Dan Gilbert and his company, Bedrock, announced they are investing $2.1 billion in four different projects with the plans to create 24,000 jobs in Detroit.
Gilbert made the announcement Wednesday afternoon at the Book Tower.
The investments will be in the Book Tower, and previously announced projects at the former Hudson's site, the Monroe Block near Greektown and Campus Martius, and the One Campus Martius building, formerly known as the Compuware Building.
"This is a day we've been waiting for for a long time," Detroit Mayor Mike Duggan said. "The city of Detroit is going vertical. $2 billion that will reshape this city's skyline and Dan Gilbert and the Bedrock team are driving us in the right direction."
Of the 24,000 jobs that are being created, 15,000 will be construction jobs and the other 9,000 permanent jobs. $1.9 billion of it will be privately financed with $250 million in incentives.
The $250 million in incentives are expected to come with the My Thrive Bill, which designates, according to Duggan, money from the state income tax to help give the incentives.
"You have a situation where the state of Michigan is supporting the development of the city," without hurting the city's schools and government.
With the city ordinance, 51 percent of the workers have to be from the city of Detroit. Duggan said it has the potential to be over 1 million hours of work on all of these projects, more than double the work Detroiters did on Little Caesars Arena.
According to Gilbert, they are investing $313 million in rehabilitation for the Book Tower, which was vacant when Bedrock bought it over two years ago.
There will be nearly 320,000 square feet of space, including 80,000 square feet of office space, plus retail space, 95 residential units and possibly hotels.
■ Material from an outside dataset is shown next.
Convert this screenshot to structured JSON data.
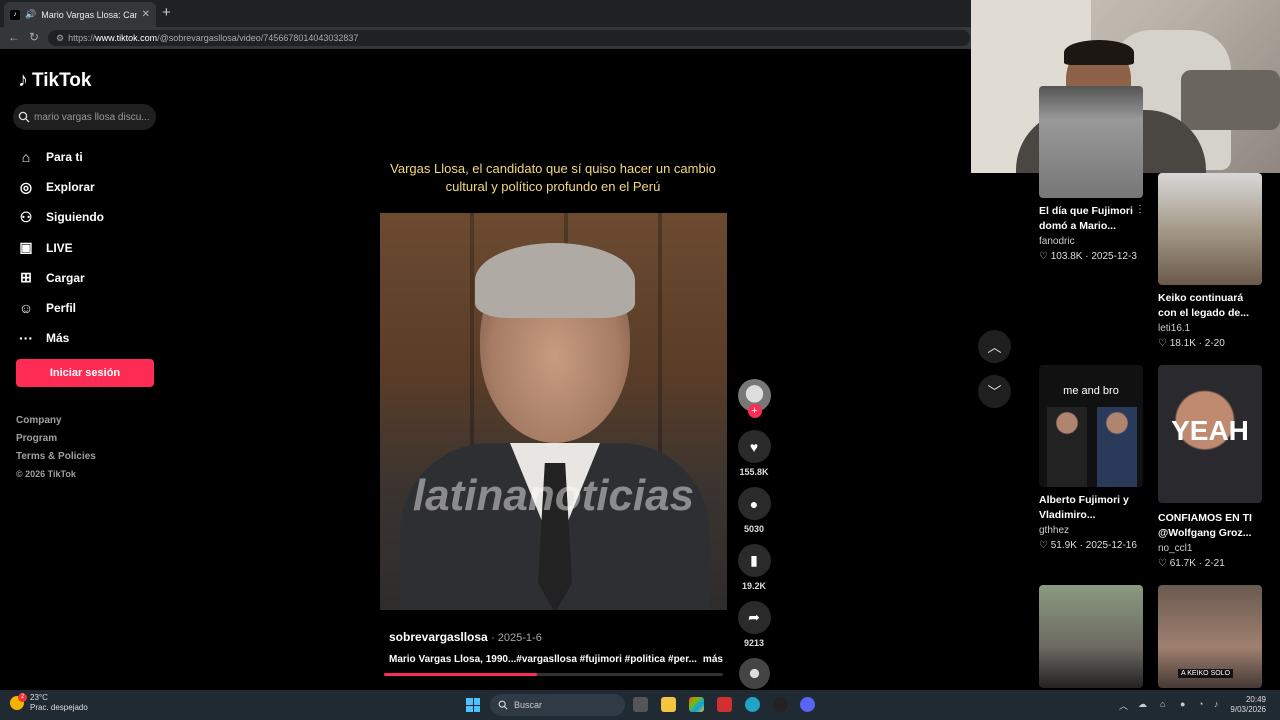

Gilbert said they are talking to high-end hotels who want to come to Detroit and view it as a real opportunity to bring a 4-star and 5-star hotel to the city.
The plans for the One Campus Martius building include filling in the massive gap on the back of the building, facing away from Campus Martius Park.
It is a $95 million expansion that will add 273,000 square feet to the building, plus upgrading the lobby to make it more open and more exciting.
The other two projects have previously been announced.
Gilbert said the skyscraper and building at the site of the old Hudson's in downtown Detroit will cost $900 million and will be the tallest skyscraper in the city.
The building will have 240,000 square feet for office space, 100,000 square feet for retail space, 75,000 square feet of public space and 330 residential units.
"We want to make this a landmark attraction, landmark architecture that Detroit will be proud of for decades and decades," Gilbert said.
The plan for the skyscraper is to attract the kind of businesses and tech businesses for the city. It will have open floor plates, lots of light and what he said is a lot of attraction from an architectural standpoint.
It's expected to break ground in 2017.
The final project is the Monroe Block and will cost more than $830 million. it will have 810,000 square feet of office space, 170,000 square feet of retail space, 482 residential apartments and at least 900 parking spaces.
That's expected to break ground next year.
During the announcement, Gilbert said the city is in dire need of more room for offices and residences.
"We have nowhere to go for more office space," he said. "Either Quicken Loans has to move or go vertical. Momentum breeds momentum."
According to Gilbert, all four projects are in a combined 5-year timeline, meaning the last of the four should be completed within five years.